The cloister at Norwich Cathedral has been lit up for the first time thanks to a new lighting scheme funded from a "generous personal legacy".
The lights were switched on at the end of a processional ceremony around the 900-year-old Norman cloister on Sunday.
The lighting installation cost about £200,000. The legacy contribution has not been disclosed.
The scheme is part of a £1m project to replace the cathedral's lighting which is "failing and all needs re-fitting".
The Very Reverend Graham Smith, Dean of Norwich, said: "We've never had lighting in the cloister before. Now it's illuminated you see it in a really different way."
'Rewired and relit'

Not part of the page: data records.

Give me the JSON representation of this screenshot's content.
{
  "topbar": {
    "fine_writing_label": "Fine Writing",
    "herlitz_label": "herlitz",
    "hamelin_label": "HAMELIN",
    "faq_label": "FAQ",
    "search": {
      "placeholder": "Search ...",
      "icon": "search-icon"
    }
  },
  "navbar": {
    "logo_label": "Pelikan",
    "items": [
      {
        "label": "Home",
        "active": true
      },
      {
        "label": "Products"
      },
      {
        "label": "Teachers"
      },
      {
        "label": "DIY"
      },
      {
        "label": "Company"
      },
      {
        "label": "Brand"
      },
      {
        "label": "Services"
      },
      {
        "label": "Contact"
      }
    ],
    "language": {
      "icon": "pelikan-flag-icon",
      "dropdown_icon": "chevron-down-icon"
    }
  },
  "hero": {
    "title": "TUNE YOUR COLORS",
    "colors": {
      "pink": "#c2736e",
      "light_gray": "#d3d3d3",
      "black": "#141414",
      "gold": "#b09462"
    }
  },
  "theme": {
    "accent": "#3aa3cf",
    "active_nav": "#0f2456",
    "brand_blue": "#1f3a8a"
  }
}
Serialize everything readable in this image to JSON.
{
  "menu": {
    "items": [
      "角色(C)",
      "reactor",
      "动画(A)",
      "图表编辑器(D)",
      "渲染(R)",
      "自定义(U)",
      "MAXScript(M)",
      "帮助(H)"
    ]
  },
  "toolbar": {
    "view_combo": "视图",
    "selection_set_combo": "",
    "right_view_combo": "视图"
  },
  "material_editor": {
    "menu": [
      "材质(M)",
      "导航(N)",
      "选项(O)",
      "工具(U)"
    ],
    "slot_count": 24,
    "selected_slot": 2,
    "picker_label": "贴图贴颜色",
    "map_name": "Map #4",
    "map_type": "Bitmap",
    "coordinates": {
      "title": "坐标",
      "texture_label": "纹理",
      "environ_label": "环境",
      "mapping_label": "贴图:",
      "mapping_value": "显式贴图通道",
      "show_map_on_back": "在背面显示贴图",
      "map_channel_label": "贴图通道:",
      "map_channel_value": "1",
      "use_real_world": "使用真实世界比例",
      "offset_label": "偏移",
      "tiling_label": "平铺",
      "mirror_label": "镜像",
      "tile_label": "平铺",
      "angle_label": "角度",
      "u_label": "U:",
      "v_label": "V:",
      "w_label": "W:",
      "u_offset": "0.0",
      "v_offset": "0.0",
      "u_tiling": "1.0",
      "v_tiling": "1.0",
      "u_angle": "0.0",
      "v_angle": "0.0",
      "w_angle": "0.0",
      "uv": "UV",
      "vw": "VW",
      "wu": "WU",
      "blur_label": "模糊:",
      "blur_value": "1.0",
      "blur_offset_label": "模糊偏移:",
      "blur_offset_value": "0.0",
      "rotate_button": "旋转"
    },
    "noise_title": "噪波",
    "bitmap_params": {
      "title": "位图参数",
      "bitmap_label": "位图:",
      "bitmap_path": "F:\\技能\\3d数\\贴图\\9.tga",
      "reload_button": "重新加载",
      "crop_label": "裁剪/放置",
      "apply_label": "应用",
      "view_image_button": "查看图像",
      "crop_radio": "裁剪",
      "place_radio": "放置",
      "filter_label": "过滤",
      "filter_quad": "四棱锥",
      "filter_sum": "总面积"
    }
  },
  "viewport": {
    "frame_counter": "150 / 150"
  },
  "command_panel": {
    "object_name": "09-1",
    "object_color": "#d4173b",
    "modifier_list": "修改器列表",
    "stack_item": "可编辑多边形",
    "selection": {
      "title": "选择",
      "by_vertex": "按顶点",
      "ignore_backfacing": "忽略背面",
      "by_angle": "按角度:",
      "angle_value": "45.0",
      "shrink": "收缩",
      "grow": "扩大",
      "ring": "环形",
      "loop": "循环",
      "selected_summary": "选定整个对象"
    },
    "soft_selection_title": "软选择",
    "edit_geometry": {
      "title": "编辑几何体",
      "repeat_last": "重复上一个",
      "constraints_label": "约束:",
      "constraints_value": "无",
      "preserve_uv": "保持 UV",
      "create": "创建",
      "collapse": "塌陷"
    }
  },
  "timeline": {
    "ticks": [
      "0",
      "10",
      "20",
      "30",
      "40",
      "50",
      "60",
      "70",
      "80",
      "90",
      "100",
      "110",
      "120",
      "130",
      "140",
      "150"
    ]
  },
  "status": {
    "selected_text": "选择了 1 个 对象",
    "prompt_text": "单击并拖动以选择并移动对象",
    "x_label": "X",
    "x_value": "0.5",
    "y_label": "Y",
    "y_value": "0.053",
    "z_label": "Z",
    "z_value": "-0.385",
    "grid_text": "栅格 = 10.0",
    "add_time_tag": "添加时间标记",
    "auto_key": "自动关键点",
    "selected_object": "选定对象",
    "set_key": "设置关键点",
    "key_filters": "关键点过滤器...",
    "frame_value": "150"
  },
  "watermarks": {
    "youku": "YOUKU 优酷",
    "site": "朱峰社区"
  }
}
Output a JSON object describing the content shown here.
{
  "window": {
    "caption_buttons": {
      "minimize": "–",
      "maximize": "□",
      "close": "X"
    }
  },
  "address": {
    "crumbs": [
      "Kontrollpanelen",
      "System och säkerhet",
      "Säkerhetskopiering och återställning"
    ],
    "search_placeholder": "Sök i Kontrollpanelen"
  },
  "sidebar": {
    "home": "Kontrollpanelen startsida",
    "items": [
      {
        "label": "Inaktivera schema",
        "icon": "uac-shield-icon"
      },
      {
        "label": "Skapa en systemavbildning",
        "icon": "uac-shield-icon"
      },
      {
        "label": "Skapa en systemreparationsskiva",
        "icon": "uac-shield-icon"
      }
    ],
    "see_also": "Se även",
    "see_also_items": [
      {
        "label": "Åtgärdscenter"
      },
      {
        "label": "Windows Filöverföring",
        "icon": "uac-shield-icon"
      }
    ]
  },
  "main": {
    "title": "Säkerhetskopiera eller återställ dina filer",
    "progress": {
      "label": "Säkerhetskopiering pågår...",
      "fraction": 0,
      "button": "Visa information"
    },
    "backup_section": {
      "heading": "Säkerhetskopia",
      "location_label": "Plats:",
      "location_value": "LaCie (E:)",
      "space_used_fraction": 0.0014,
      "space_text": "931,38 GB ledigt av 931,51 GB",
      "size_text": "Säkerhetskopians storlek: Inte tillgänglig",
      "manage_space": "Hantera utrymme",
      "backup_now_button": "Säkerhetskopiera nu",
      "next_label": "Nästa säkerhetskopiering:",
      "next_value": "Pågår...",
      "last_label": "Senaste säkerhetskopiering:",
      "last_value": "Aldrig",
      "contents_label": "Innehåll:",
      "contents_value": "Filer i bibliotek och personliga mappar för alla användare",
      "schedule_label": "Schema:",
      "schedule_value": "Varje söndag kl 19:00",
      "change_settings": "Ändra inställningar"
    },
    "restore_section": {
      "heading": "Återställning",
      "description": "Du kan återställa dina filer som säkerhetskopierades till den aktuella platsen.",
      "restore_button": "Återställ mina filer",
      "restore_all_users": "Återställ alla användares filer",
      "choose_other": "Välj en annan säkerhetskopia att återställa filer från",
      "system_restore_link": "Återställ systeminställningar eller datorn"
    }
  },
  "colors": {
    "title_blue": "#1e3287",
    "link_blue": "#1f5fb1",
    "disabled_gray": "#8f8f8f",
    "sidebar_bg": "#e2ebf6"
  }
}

The cloister, the largest in England, was originally designed to house a community of about 100 monks.
It was used as a walk-way for the monks to move between their dormitories and the cathedral church itself.
Damaged by city roits in 1272, restoration of the two-storey cloister started in 1297 and finished in 1430.
"This is a scheme we've been working on for some years and with the help of a generous personal legacy we've at last been able to achieve it," said Dean Smith.
"It's a milestone in an even bigger project as we've been told the lighting system throughout the cathedral is failing and all needs re-fitting - that's bad news at it will cost a lot of money."
"In the new year we'll be announcing other phases that will see zones in the cathedral rewired and relit so, in the end, it is lit to modern specifications with modern lighting design.
"We're talking to a number of designers as this has to be done in a way that is sympathetic to the building."